- [WORK TASK] For every entry, output the exact wording.

- [DATA FOR THE TASK]
_____

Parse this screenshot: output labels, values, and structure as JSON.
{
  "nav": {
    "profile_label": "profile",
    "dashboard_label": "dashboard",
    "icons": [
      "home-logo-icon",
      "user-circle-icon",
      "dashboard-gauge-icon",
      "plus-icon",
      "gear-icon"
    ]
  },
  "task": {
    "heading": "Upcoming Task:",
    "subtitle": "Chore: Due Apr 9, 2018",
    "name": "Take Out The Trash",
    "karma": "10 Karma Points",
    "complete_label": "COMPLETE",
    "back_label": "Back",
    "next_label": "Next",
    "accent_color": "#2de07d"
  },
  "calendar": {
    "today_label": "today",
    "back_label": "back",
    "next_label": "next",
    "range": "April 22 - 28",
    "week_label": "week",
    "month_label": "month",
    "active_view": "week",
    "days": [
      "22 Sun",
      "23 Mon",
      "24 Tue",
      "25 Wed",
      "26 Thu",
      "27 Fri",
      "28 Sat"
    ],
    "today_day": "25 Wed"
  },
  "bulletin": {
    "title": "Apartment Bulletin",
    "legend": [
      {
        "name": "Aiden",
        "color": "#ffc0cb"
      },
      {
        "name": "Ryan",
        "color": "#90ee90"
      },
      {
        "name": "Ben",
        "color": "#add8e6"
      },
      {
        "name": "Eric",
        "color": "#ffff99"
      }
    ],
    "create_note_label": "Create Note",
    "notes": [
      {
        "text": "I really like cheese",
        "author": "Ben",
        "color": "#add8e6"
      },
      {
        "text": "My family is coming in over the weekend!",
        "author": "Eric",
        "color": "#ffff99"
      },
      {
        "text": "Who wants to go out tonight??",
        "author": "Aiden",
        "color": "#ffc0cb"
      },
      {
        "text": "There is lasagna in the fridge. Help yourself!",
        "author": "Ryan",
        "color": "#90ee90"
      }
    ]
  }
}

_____

- [ANSWER FOR THIS EXERCISE]
Parse this screenshot: output labels, values, and structure as JSON.
{
  "nav": {
    "profile_label": "profile",
    "dashboard_label": "dashboard",
    "icons": [
      "home-logo-icon",
      "user-circle-icon",
      "dashboard-gauge-icon",
      "plus-icon",
      "gear-icon"
    ]
  },
  "task": {
    "heading": "Upcoming Task:",
    "subtitle": "Chore: Due Apr 9, 2018",
    "name": "Take Out The Trash",
    "karma": "10 Karma Points",
    "complete_label": "COMPLETE",
    "back_label": "Back",
    "next_label": "Next",
    "accent_color": "#2de07d"
  },
  "calendar": {
    "today_label": "today",
    "back_label": "back",
    "next_label": "next",
    "range": "April 22 - 28",
    "week_label": "week",
    "month_label": "month",
    "active_view": "week",
    "days": [
      "22 Sun",
      "23 Mon",
      "24 Tue",
      "25 Wed",
      "26 Thu",
      "27 Fri",
      "28 Sat"
    ],
    "today_day": "25 Wed"
  },
  "bulletin": {
    "title": "Apartment Bulletin",
    "legend": [
      {
        "name": "Aiden",
        "color": "#ffc0cb"
      },
      {
        "name": "Ryan",
        "color": "#90ee90"
      },
      {
        "name": "Ben",
        "color": "#add8e6"
      },
      {
        "name": "Eric",
        "color": "#ffff99"
      }
    ],
    "create_note_label": "Create Note",
    "notes": [
      {
        "text": "I really like cheese",
        "author": "Ben",
        "color": "#add8e6"
      },
      {
        "text": "My family is coming in over the weekend!",
        "author": "Eric",
        "color": "#ffff99"
      },
      {
        "text": "Who wants to go out tonight??",
        "author": "Aiden",
        "color": "#ffc0cb"
      },
      {
        "text": "There is lasagna in the fridge. Help yourself!",
        "author": "Ryan",
        "color": "#90ee90"
      }
    ]
  }
}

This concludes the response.